→ **Your task**
From the first line to the last, restate the data word for word.

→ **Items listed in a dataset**
+++++
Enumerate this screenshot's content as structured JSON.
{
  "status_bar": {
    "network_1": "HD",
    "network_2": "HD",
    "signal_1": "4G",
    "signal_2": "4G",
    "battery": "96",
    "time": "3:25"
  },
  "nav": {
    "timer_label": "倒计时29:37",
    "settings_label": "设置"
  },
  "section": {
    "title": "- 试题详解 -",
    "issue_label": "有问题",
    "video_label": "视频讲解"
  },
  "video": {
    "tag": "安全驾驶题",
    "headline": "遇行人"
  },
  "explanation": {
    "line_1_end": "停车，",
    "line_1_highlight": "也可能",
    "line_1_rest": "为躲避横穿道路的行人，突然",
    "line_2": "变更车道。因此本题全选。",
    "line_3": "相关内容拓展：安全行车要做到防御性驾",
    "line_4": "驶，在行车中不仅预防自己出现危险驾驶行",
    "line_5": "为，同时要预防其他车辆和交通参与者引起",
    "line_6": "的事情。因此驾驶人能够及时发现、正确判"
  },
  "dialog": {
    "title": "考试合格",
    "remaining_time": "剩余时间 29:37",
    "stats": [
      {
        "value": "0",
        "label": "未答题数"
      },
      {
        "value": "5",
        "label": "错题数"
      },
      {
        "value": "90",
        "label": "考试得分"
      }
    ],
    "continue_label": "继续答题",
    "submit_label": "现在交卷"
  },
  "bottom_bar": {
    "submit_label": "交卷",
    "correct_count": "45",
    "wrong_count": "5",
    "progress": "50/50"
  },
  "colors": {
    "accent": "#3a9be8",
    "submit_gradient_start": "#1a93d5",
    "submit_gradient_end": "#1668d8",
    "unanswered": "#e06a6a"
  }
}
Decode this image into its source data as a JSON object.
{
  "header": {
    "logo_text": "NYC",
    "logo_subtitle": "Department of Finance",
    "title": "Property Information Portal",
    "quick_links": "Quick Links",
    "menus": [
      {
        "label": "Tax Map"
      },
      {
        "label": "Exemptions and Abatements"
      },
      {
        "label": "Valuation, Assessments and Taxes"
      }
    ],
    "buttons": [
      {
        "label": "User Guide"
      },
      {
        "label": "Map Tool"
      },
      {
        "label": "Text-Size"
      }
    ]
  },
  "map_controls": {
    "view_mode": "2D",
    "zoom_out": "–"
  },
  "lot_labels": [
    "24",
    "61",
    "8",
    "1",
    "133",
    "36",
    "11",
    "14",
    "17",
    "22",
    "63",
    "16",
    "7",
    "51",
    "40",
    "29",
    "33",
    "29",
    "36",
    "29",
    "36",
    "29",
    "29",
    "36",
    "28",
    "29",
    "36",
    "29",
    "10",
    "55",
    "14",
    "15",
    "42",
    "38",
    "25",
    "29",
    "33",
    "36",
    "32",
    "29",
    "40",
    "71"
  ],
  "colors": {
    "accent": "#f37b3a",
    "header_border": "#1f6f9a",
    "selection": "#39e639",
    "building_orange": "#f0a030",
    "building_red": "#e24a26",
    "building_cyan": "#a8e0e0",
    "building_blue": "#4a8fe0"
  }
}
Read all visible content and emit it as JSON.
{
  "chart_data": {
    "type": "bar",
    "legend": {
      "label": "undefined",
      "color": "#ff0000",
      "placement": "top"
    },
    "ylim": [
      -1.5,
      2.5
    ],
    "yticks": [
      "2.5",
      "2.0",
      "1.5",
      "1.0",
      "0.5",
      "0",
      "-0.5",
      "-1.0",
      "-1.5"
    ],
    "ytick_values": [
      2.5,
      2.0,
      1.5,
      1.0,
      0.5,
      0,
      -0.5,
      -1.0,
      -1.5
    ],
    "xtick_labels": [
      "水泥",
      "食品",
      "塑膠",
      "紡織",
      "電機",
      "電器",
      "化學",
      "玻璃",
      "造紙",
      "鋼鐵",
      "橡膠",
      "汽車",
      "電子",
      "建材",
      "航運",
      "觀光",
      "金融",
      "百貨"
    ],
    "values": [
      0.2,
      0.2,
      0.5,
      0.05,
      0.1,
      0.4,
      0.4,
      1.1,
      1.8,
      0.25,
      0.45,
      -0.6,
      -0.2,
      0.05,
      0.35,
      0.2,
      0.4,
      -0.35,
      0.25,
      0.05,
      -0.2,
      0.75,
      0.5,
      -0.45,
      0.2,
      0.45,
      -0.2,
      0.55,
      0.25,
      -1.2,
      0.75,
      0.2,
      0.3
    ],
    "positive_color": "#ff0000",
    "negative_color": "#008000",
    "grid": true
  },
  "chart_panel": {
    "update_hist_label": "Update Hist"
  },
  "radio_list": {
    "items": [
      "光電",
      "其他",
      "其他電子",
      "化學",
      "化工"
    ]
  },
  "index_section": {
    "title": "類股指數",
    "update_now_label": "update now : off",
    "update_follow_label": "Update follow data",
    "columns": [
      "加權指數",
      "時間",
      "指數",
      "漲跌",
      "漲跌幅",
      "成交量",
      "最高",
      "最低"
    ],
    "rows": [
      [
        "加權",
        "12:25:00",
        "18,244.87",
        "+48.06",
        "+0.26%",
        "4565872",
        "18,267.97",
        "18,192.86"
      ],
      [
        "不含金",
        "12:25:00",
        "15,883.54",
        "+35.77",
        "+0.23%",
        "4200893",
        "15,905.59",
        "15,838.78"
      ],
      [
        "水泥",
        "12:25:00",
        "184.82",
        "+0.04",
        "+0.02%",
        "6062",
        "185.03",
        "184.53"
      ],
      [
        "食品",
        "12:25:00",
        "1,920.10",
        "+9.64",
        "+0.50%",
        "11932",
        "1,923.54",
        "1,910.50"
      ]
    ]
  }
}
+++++
→ **Exercise answer**
Enumerate this screenshot's content as structured JSON.
{
  "status_bar": {
    "network_1": "HD",
    "network_2": "HD",
    "signal_1": "4G",
    "signal_2": "4G",
    "battery": "96",
    "time": "3:25"
  },
  "nav": {
    "timer_label": "倒计时29:37",
    "settings_label": "设置"
  },
  "section": {
    "title": "- 试题详解 -",
    "issue_label": "有问题",
    "video_label": "视频讲解"
  },
  "video": {
    "tag": "安全驾驶题",
    "headline": "遇行人"
  },
  "explanation": {
    "line_1_end": "停车，",
    "line_1_highlight": "也可能",
    "line_1_rest": "为躲避横穿道路的行人，突然",
    "line_2": "变更车道。因此本题全选。",
    "line_3": "相关内容拓展：安全行车要做到防御性驾",
    "line_4": "驶，在行车中不仅预防自己出现危险驾驶行",
    "line_5": "为，同时要预防其他车辆和交通参与者引起",
    "line_6": "的事情。因此驾驶人能够及时发现、正确判"
  },
  "dialog": {
    "title": "考试合格",
    "remaining_time": "剩余时间 29:37",
    "stats": [
      {
        "value": "0",
        "label": "未答题数"
      },
      {
        "value": "5",
        "label": "错题数"
      },
      {
        "value": "90",
        "label": "考试得分"
      }
    ],
    "continue_label": "继续答题",
    "submit_label": "现在交卷"
  },
  "bottom_bar": {
    "submit_label": "交卷",
    "correct_count": "45",
    "wrong_count": "5",
    "progress": "50/50"
  },
  "colors": {
    "accent": "#3a9be8",
    "submit_gradient_start": "#1a93d5",
    "submit_gradient_end": "#1668d8",
    "unanswered": "#e06a6a"
  }
}
Decode this image into its source data as a JSON object.
{
  "header": {
    "logo_text": "NYC",
    "logo_subtitle": "Department of Finance",
    "title": "Property Information Portal",
    "quick_links": "Quick Links",
    "menus": [
      {
        "label": "Tax Map"
      },
      {
        "label": "Exemptions and Abatements"
      },
      {
        "label": "Valuation, Assessments and Taxes"
      }
    ],
    "buttons": [
      {
        "label": "User Guide"
      },
      {
        "label": "Map Tool"
      },
      {
        "label": "Text-Size"
      }
    ]
  },
  "map_controls": {
    "view_mode": "2D",
    "zoom_out": "–"
  },
  "lot_labels": [
    "24",
    "61",
    "8",
    "1",
    "133",
    "36",
    "11",
    "14",
    "17",
    "22",
    "63",
    "16",
    "7",
    "51",
    "40",
    "29",
    "33",
    "29",
    "36",
    "29",
    "36",
    "29",
    "29",
    "36",
    "28",
    "29",
    "36",
    "29",
    "10",
    "55",
    "14",
    "15",
    "42",
    "38",
    "25",
    "29",
    "33",
    "36",
    "32",
    "29",
    "40",
    "71"
  ],
  "colors": {
    "accent": "#f37b3a",
    "header_border": "#1f6f9a",
    "selection": "#39e639",
    "building_orange": "#f0a030",
    "building_red": "#e24a26",
    "building_cyan": "#a8e0e0",
    "building_blue": "#4a8fe0"
  }
}
Read all visible content and emit it as JSON.
{
  "chart_data": {
    "type": "bar",
    "legend": {
      "label": "undefined",
      "color": "#ff0000",
      "placement": "top"
    },
    "ylim": [
      -1.5,
      2.5
    ],
    "yticks": [
      "2.5",
      "2.0",
      "1.5",
      "1.0",
      "0.5",
      "0",
      "-0.5",
      "-1.0",
      "-1.5"
    ],
    "ytick_values": [
      2.5,
      2.0,
      1.5,
      1.0,
      0.5,
      0,
      -0.5,
      -1.0,
      -1.5
    ],
    "xtick_labels": [
      "水泥",
      "食品",
      "塑膠",
      "紡織",
      "電機",
      "電器",
      "化學",
      "玻璃",
      "造紙",
      "鋼鐵",
      "橡膠",
      "汽車",
      "電子",
      "建材",
      "航運",
      "觀光",
      "金融",
      "百貨"
    ],
    "values": [
      0.2,
      0.2,
      0.5,
      0.05,
      0.1,
      0.4,
      0.4,
      1.1,
      1.8,
      0.25,
      0.45,
      -0.6,
      -0.2,
      0.05,
      0.35,
      0.2,
      0.4,
      -0.35,
      0.25,
      0.05,
      -0.2,
      0.75,
      0.5,
      -0.45,
      0.2,
      0.45,
      -0.2,
      0.55,
      0.25,
      -1.2,
      0.75,
      0.2,
      0.3
    ],
    "positive_color": "#ff0000",
    "negative_color": "#008000",
    "grid": true
  },
  "chart_panel": {
    "update_hist_label": "Update Hist"
  },
  "radio_list": {
    "items": [
      "光電",
      "其他",
      "其他電子",
      "化學",
      "化工"
    ]
  },
  "index_section": {
    "title": "類股指數",
    "update_now_label": "update now : off",
    "update_follow_label": "Update follow data",
    "columns": [
      "加權指數",
      "時間",
      "指數",
      "漲跌",
      "漲跌幅",
      "成交量",
      "最高",
      "最低"
    ],
    "rows": [
      [
        "加權",
        "12:25:00",
        "18,244.87",
        "+48.06",
        "+0.26%",
        "4565872",
        "18,267.97",
        "18,192.86"
      ],
      [
        "不含金",
        "12:25:00",
        "15,883.54",
        "+35.77",
        "+0.23%",
        "4200893",
        "15,905.59",
        "15,838.78"
      ],
      [
        "水泥",
        "12:25:00",
        "184.82",
        "+0.04",
        "+0.02%",
        "6062",
        "185.03",
        "184.53"
      ],
      [
        "食品",
        "12:25:00",
        "1,920.10",
        "+9.64",
        "+0.50%",
        "11932",
        "1,923.54",
        "1,910.50"
      ]
    ]
  }
}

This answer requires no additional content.